Opponents of these projects say the cancellations and delays show the need to end reliance on the fossil fuel industry and move toward greener energy production.
But it isn’t just oil and gas projects that are becoming increasingly difficult to build these days, Yager said. In Ontario, wind farm projects have been cancelled because they pose threats to bat populations. In Quebec, a proposed hydro line that would have carried clean power to Massachusetts was scrapped after residents of tiny Maine refused to allow transmission through their state.
“You can’t even build a cellphone tower anymore without running into opposition,” Yager said. “Where do you think you could put a new hydro dam nowadays? Nowhere.”
Experts have suggested that Canada will have to double, perhaps even triple, the size of its electricity grid by 2050 in order to meet its net-zero goals. That would require not just new transmission infrastructure, but interprovincial co-operation on new regional interties to help connect areas with access to clean power to areas still reliant on coal.
In addition, the federal government wants to increase Canadian production of critical minerals such as copper, aluminum and lithium in order to support a domestic supply chain for the electric vehicle industry.

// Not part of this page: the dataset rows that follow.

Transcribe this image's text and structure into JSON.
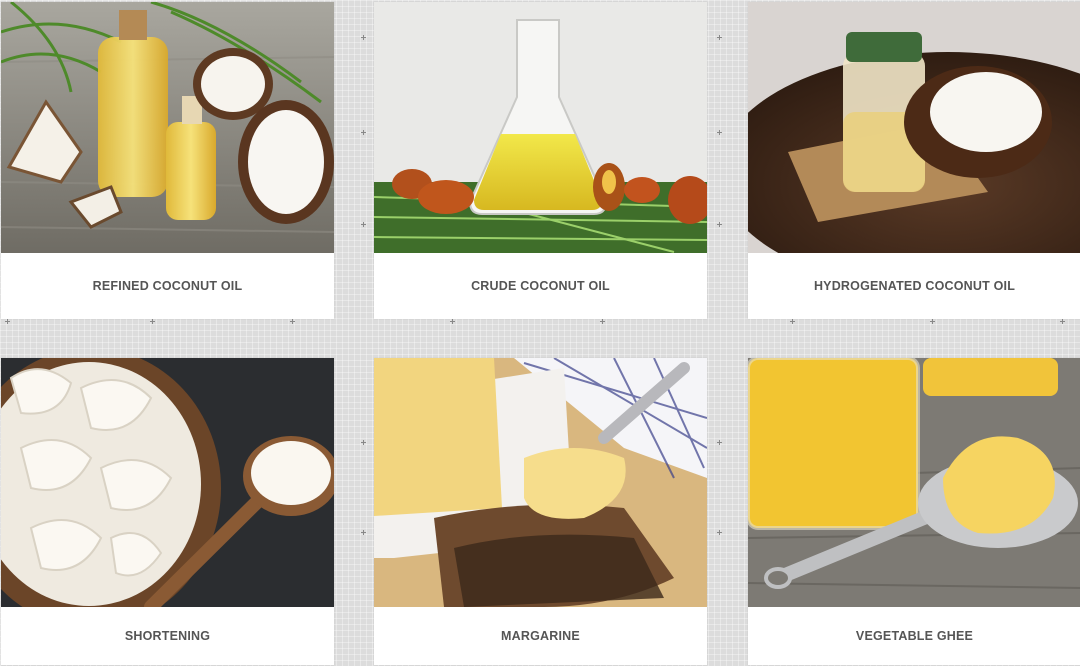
{
  "products": [
    {
      "name": "REFINED COCONUT OIL",
      "image": "refined-coconut-oil-photo"
    },
    {
      "name": "CRUDE COCONUT OIL",
      "image": "crude-coconut-oil-photo"
    },
    {
      "name": "HYDROGENATED COCONUT OIL",
      "image": "hydrogenated-coconut-oil-photo"
    },
    {
      "name": "SHORTENING",
      "image": "shortening-photo"
    },
    {
      "name": "MARGARINE",
      "image": "margarine-photo"
    },
    {
      "name": "VEGETABLE GHEE",
      "image": "vegetable-ghee-photo"
    }
  ]
}
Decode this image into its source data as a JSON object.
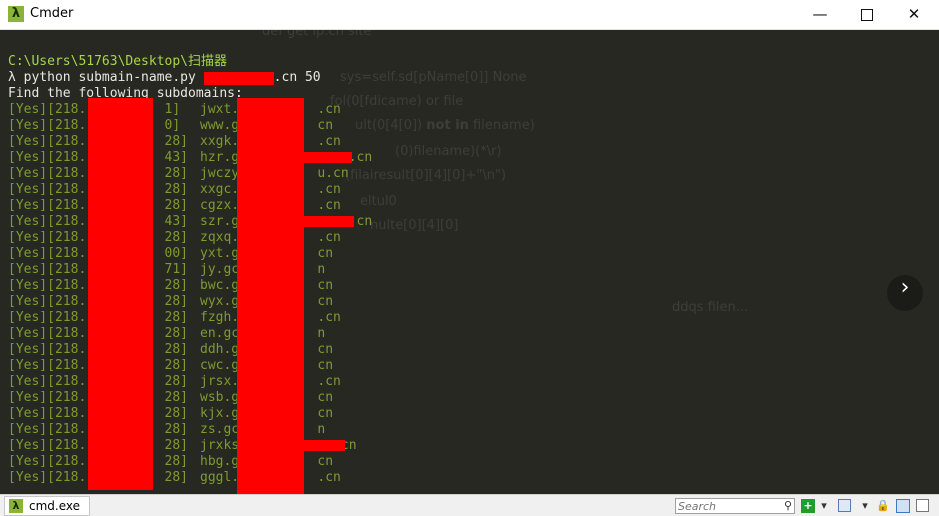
{
  "window": {
    "title": "Cmder",
    "min_glyph": "—",
    "close_glyph": "✕"
  },
  "icons": {
    "app": "λ"
  },
  "terminal": {
    "prompt_path": "C:\\Users\\51763\\Desktop\\扫描器",
    "command_prefix": "λ python submain-name.py ",
    "command_suffix": ".cn 50",
    "header": "Find the following subdomains:",
    "rows": [
      {
        "ip": "[Yes][218.          1]",
        "domain": "jwxt.          .cn"
      },
      {
        "ip": "[Yes][218.          0]",
        "domain": "www.g          cn"
      },
      {
        "ip": "[Yes][218.          28]",
        "domain": "xxgk.          .cn"
      },
      {
        "ip": "[Yes][218.          43]",
        "domain": "hzr.g              .cn"
      },
      {
        "ip": "[Yes][218.          28]",
        "domain": "jwczy          u.cn"
      },
      {
        "ip": "[Yes][218.          28]",
        "domain": "xxgc.          .cn"
      },
      {
        "ip": "[Yes][218.          28]",
        "domain": "cgzx.          .cn"
      },
      {
        "ip": "[Yes][218.          43]",
        "domain": "szr.g              .cn"
      },
      {
        "ip": "[Yes][218.          28]",
        "domain": "zqxq.          .cn"
      },
      {
        "ip": "[Yes][218.          00]",
        "domain": "yxt.g          cn"
      },
      {
        "ip": "[Yes][218.          71]",
        "domain": "jy.gc          n"
      },
      {
        "ip": "[Yes][218.          28]",
        "domain": "bwc.g          cn"
      },
      {
        "ip": "[Yes][218.          28]",
        "domain": "wyx.g          cn"
      },
      {
        "ip": "[Yes][218.          28]",
        "domain": "fzgh.          .cn"
      },
      {
        "ip": "[Yes][218.          28]",
        "domain": "en.gc          n"
      },
      {
        "ip": "[Yes][218.          28]",
        "domain": "ddh.g          cn"
      },
      {
        "ip": "[Yes][218.          28]",
        "domain": "cwc.g          cn"
      },
      {
        "ip": "[Yes][218.          28]",
        "domain": "jrsx.          .cn"
      },
      {
        "ip": "[Yes][218.          28]",
        "domain": "wsb.g          cn"
      },
      {
        "ip": "[Yes][218.          28]",
        "domain": "kjx.g          cn"
      },
      {
        "ip": "[Yes][218.          28]",
        "domain": "zs.gc          n"
      },
      {
        "ip": "[Yes][218.          28]",
        "domain": "jrxks             cn"
      },
      {
        "ip": "[Yes][218.          28]",
        "domain": "hbg.g          cn"
      },
      {
        "ip": "[Yes][218.          28]",
        "domain": "gggl.          .cn"
      }
    ],
    "ghost_text": {
      "l1": "def get ip.cn site",
      "l2": "sys=self.sd[pName[0]] None",
      "l3": "fol(0[fdicame) or file",
      "l4a": "ult(0[4[0]) ",
      "l4b": "not in",
      "l4c": " filename)",
      "l5": "(0)filename)(*\\r)",
      "l6": "(filairesult[0][4][0]+\"\\n\")",
      "l7": "eltul0",
      "l8": "nulte[0][4][0]",
      "l9": "ddqs filen..."
    },
    "nav_glyph": "›"
  },
  "statusbar": {
    "tab_label": "cmd.exe",
    "search_placeholder": "Search",
    "search_glyph": "⚲",
    "plus_glyph": "+",
    "dd_glyph": "▾",
    "lock_glyph": "🔒"
  }
}
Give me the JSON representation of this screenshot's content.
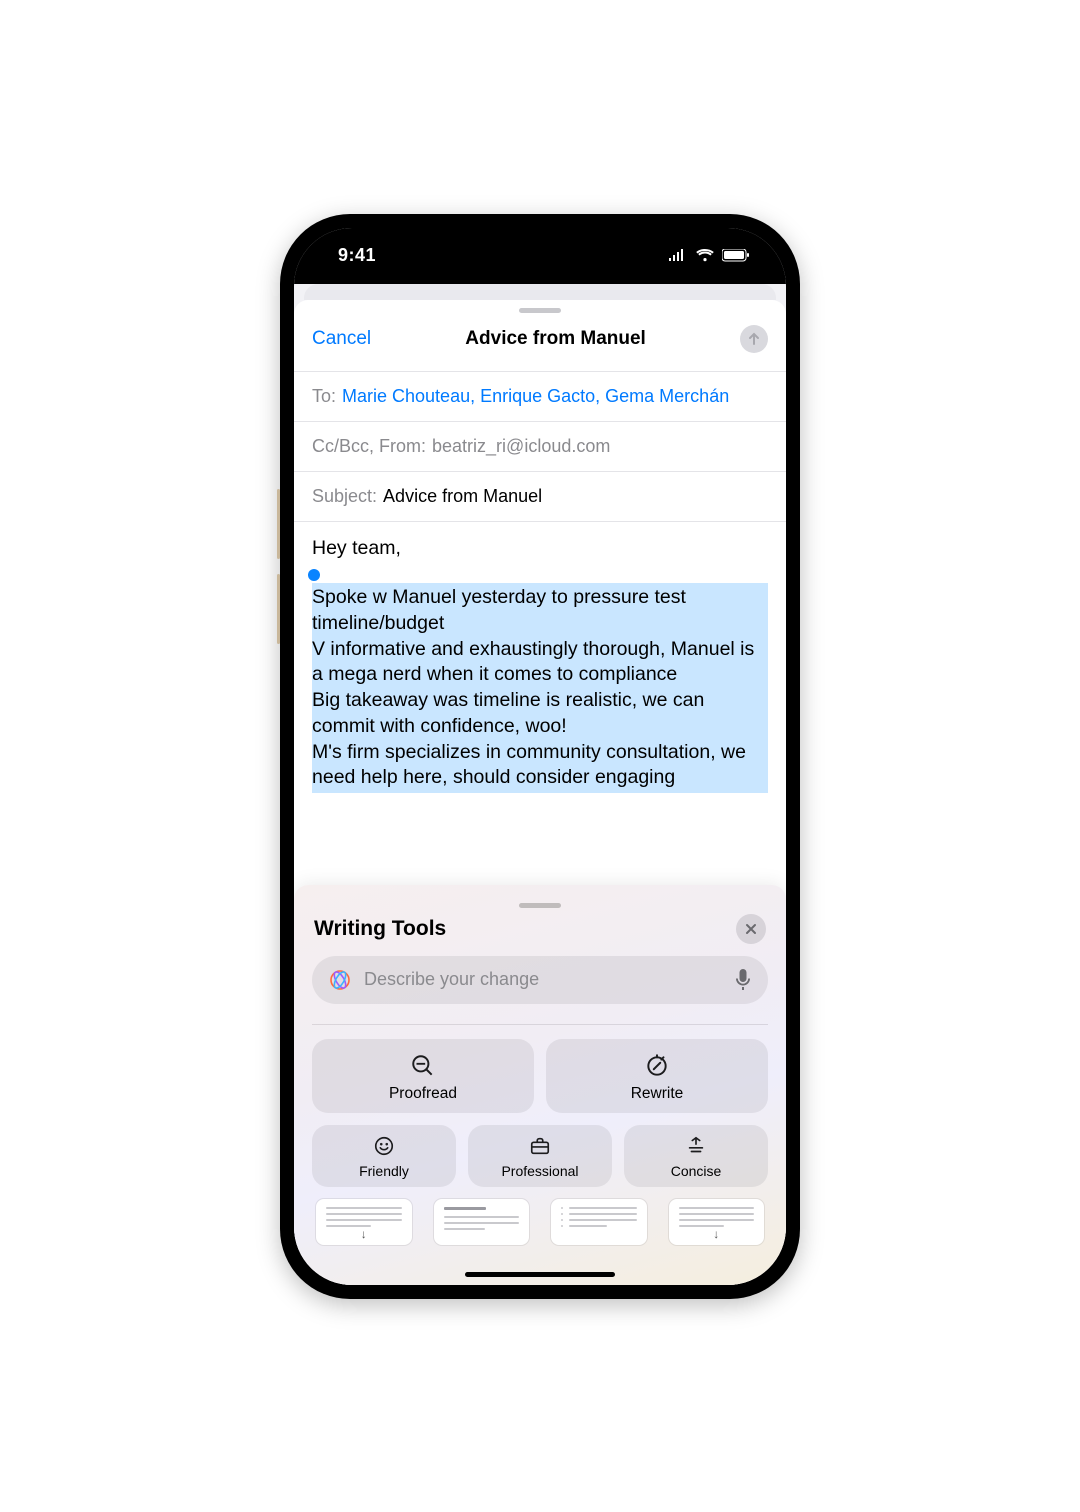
{
  "status": {
    "time": "9:41"
  },
  "compose": {
    "cancel": "Cancel",
    "title": "Advice from Manuel",
    "to_label": "To:",
    "recipients": "Marie Chouteau, Enrique Gacto, Gema Merchán",
    "cc_label": "Cc/Bcc, From:",
    "from_value": "beatriz_ri@icloud.com",
    "subject_label": "Subject:",
    "subject_value": "Advice from Manuel",
    "greeting": "Hey team,",
    "body": "Spoke w Manuel yesterday to pressure test timeline/budget\nV informative and exhaustingly thorough, Manuel is a mega nerd when it comes to compliance\nBig takeaway was timeline is realistic, we can commit with confidence, woo!\nM's firm specializes in community consultation, we need help here, should consider engaging"
  },
  "writing_tools": {
    "title": "Writing Tools",
    "placeholder": "Describe your change",
    "buttons": {
      "proofread": "Proofread",
      "rewrite": "Rewrite",
      "friendly": "Friendly",
      "professional": "Professional",
      "concise": "Concise"
    }
  }
}
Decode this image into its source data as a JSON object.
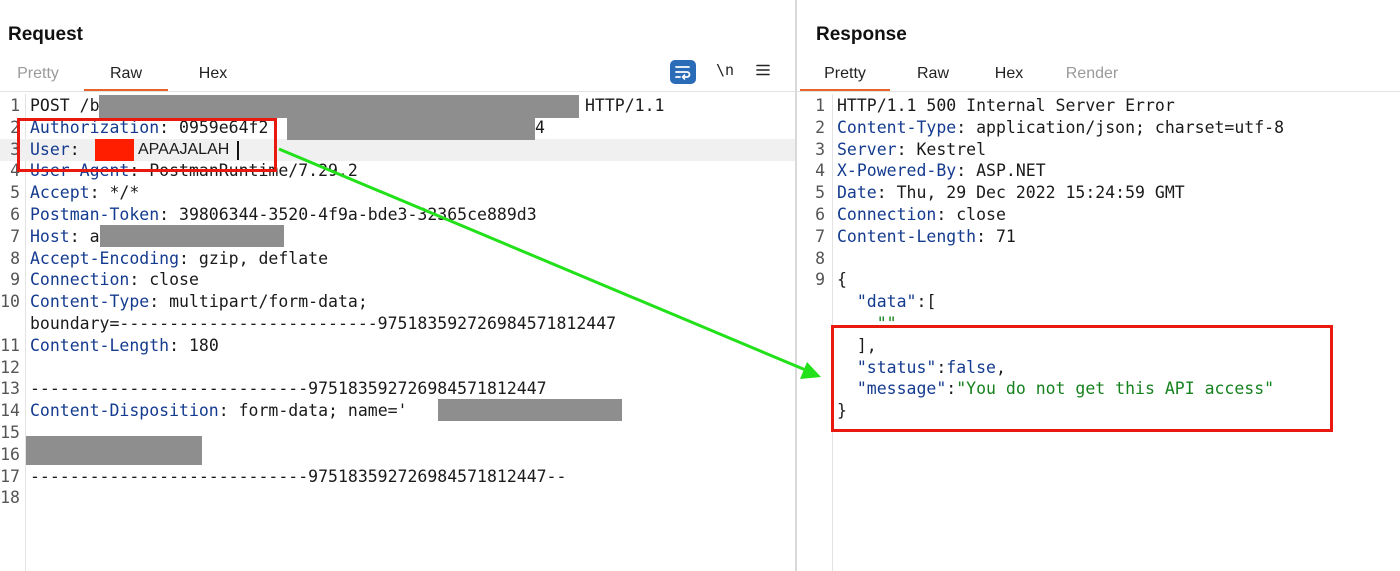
{
  "request": {
    "title": "Request",
    "tabs": [
      {
        "label": "Pretty",
        "state": "muted"
      },
      {
        "label": "Raw",
        "state": "active"
      },
      {
        "label": "Hex",
        "state": "normal"
      }
    ],
    "toolbar": {
      "wrap_icon": "wrap-lines-icon",
      "newline_label": "\\n",
      "menu_icon": "menu-icon"
    },
    "lines": [
      {
        "n": "1",
        "k": "",
        "v": "POST /b"
      },
      {
        "n": "2",
        "k": "Authorization",
        "v": ": 0959e64f2"
      },
      {
        "n": "3",
        "k": "User",
        "v": ":"
      },
      {
        "n": "4",
        "k": "User-Agent",
        "v": ": PostmanRuntime/7.29.2"
      },
      {
        "n": "5",
        "k": "Accept",
        "v": ": */*"
      },
      {
        "n": "6",
        "k": "Postman-Token",
        "v": ": 39806344-3520-4f9a-bde3-32365ce889d3"
      },
      {
        "n": "7",
        "k": "Host",
        "v": ": a"
      },
      {
        "n": "8",
        "k": "Accept-Encoding",
        "v": ": gzip, deflate"
      },
      {
        "n": "9",
        "k": "Connection",
        "v": ": close"
      },
      {
        "n": "10",
        "k": "Content-Type",
        "v": ": multipart/form-data;"
      },
      {
        "n": "",
        "k": "",
        "v": "boundary=--------------------------975183592726984571812447"
      },
      {
        "n": "11",
        "k": "Content-Length",
        "v": ": 180"
      },
      {
        "n": "12",
        "k": "",
        "v": ""
      },
      {
        "n": "13",
        "k": "",
        "v": "----------------------------975183592726984571812447"
      },
      {
        "n": "14",
        "k": "Content-Disposition",
        "v": ": form-data; name='"
      },
      {
        "n": "15",
        "k": "",
        "v": ""
      },
      {
        "n": "16",
        "k": "",
        "v": ""
      },
      {
        "n": "17",
        "k": "",
        "v": "----------------------------975183592726984571812447--"
      },
      {
        "n": "18",
        "k": "",
        "v": ""
      }
    ],
    "line1_suffix": "HTTP/1.1",
    "auth_suffix": "4",
    "user_value": "APAAJALAH"
  },
  "response": {
    "title": "Response",
    "tabs": [
      {
        "label": "Pretty",
        "state": "active"
      },
      {
        "label": "Raw",
        "state": "normal"
      },
      {
        "label": "Hex",
        "state": "normal"
      },
      {
        "label": "Render",
        "state": "muted"
      }
    ],
    "lines": [
      {
        "n": "1",
        "k": "",
        "v": "HTTP/1.1 500 Internal Server Error"
      },
      {
        "n": "2",
        "k": "Content-Type",
        "v": ": application/json; charset=utf-8"
      },
      {
        "n": "3",
        "k": "Server",
        "v": ": Kestrel"
      },
      {
        "n": "4",
        "k": "X-Powered-By",
        "v": ": ASP.NET"
      },
      {
        "n": "5",
        "k": "Date",
        "v": ": Thu, 29 Dec 2022 15:24:59 GMT"
      },
      {
        "n": "6",
        "k": "Connection",
        "v": ": close"
      },
      {
        "n": "7",
        "k": "Content-Length",
        "v": ": 71"
      },
      {
        "n": "8",
        "k": "",
        "v": ""
      },
      {
        "n": "9",
        "k": "",
        "v": "{"
      }
    ],
    "json_lines": [
      {
        "parts": [
          {
            "t": "  ",
            "c": "val"
          },
          {
            "t": "\"data\"",
            "c": "key"
          },
          {
            "t": ":[",
            "c": "val"
          }
        ]
      },
      {
        "parts": [
          {
            "t": "    ",
            "c": "val"
          },
          {
            "t": "\"\"",
            "c": "str"
          }
        ]
      },
      {
        "parts": [
          {
            "t": "  ],",
            "c": "val"
          }
        ]
      },
      {
        "parts": [
          {
            "t": "  ",
            "c": "val"
          },
          {
            "t": "\"status\"",
            "c": "key"
          },
          {
            "t": ":",
            "c": "val"
          },
          {
            "t": "false",
            "c": "key"
          },
          {
            "t": ",",
            "c": "val"
          }
        ]
      },
      {
        "parts": [
          {
            "t": "  ",
            "c": "val"
          },
          {
            "t": "\"message\"",
            "c": "key"
          },
          {
            "t": ":",
            "c": "val"
          },
          {
            "t": "\"You do not get this API access\"",
            "c": "str"
          }
        ]
      },
      {
        "parts": [
          {
            "t": "}",
            "c": "val"
          }
        ]
      }
    ]
  },
  "colors": {
    "tab_underline": "#e8642a",
    "header_key": "#143b8f",
    "string": "#16821e",
    "annotation_red": "#e8190f",
    "arrow_green": "#22e01a",
    "wrap_button": "#2b6cb8"
  }
}
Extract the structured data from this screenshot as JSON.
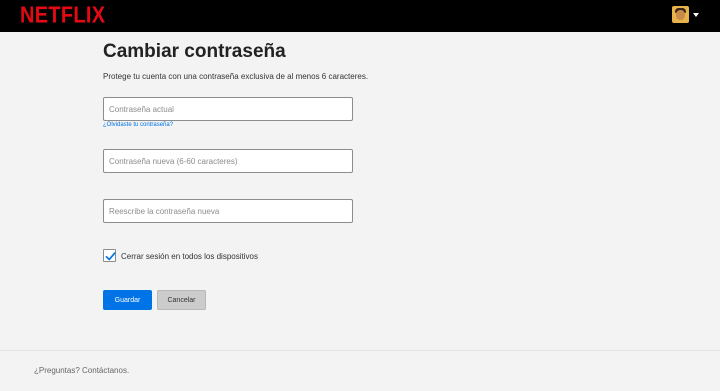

The prospect is daunting, said Warren Mabee, director of the Institute for Energy and Environmental Policy at Queen’s University in Kingston, Ont.
“All of these things have a footprint, and are going to be a challenge to implement,” he said.
Canada isn’t the only jurisdiction where large-scale infrastructure projects increasingly face regulatory and social license challenges. It’s a similar story in the U.S. and in Europe, Mabee said, adding there’s a real risk that companies in the clean energy space will default to the developing world or other jurisdictions where the rules aren’t as tight and the public doesn’t get as much of a say in where and how things are built.
He added he believes it’s possible for Canada to advance its net-zero goals, but he said the government will need to clearly communicate what the vision is — and then have the political will to enforce it.
“The level of effort that’s going to be required will be comparable to the COVID-19 pandemic response,” Mabee said.
But Donna Kennedy-Glans, a former oil industry executive who served as Alberta’s associate minister for electricity and renewable energy from 2013 to 2014, said she doesn’t think projects carried out in the name of energy transition will come up against the same kind of hurdles that the oil and gas industry has faced in recent years.
She said while there are certainly people who oppose large-scale wind and solar farms, some of the biggest renewable energy projects in the world are blossoming across Alberta right now, and in general, the regulatory process has gone smoothly.
“Very few people are stepping up to try to stop this … the people who complain are being viewed as being opposed to green energy, and that’s really not a comfortable space to be in,” Kennedy-Glans said.
She added that she believes even the large-scale expropriation of private land for new transmission lines, for example, will face relatively little political and regulatory pushback if it’s carried out in the name of climate change.
“There will be a different level of political will to see that done,” Kennedy-Glans said. “I do think that people in affected communities will be upset by it … but it’s going to come down to a question of ‘is this in the public interest and is it the right thing to do?’ “
—Amanda Stephenson, The Canadian Press